Output each record below exactly. No images go in the copy.

[GIVEN DATA — start]

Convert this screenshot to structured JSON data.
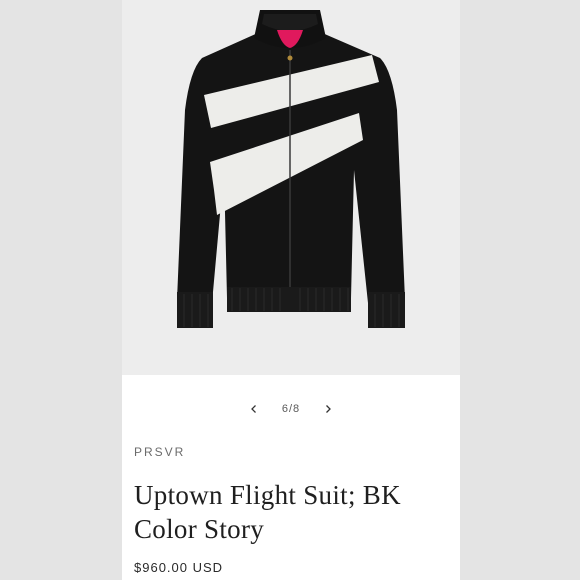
{
  "product": {
    "image_alt": "Black bomber jacket with white diagonal stripes",
    "gallery": {
      "prev_icon": "chevron-left-icon",
      "next_icon": "chevron-right-icon",
      "counter": "6/8"
    },
    "vendor": "PRSVR",
    "title": "Uptown Flight Suit; BK Color Story",
    "price": "$960.00 USD"
  },
  "colors": {
    "page_bg": "#e4e4e4",
    "card_bg": "#ffffff",
    "jacket": "#141414",
    "stripe": "#ededea",
    "lining": "#e0195d"
  }
}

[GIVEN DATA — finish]

SOLUTION TO THE EXERCISE =>
Convert this screenshot to structured JSON data.
{
  "product": {
    "image_alt": "Black bomber jacket with white diagonal stripes",
    "gallery": {
      "prev_icon": "chevron-left-icon",
      "next_icon": "chevron-right-icon",
      "counter": "6/8"
    },
    "vendor": "PRSVR",
    "title": "Uptown Flight Suit; BK Color Story",
    "price": "$960.00 USD"
  },
  "colors": {
    "page_bg": "#e4e4e4",
    "card_bg": "#ffffff",
    "jacket": "#141414",
    "stripe": "#ededea",
    "lining": "#e0195d"
  }
}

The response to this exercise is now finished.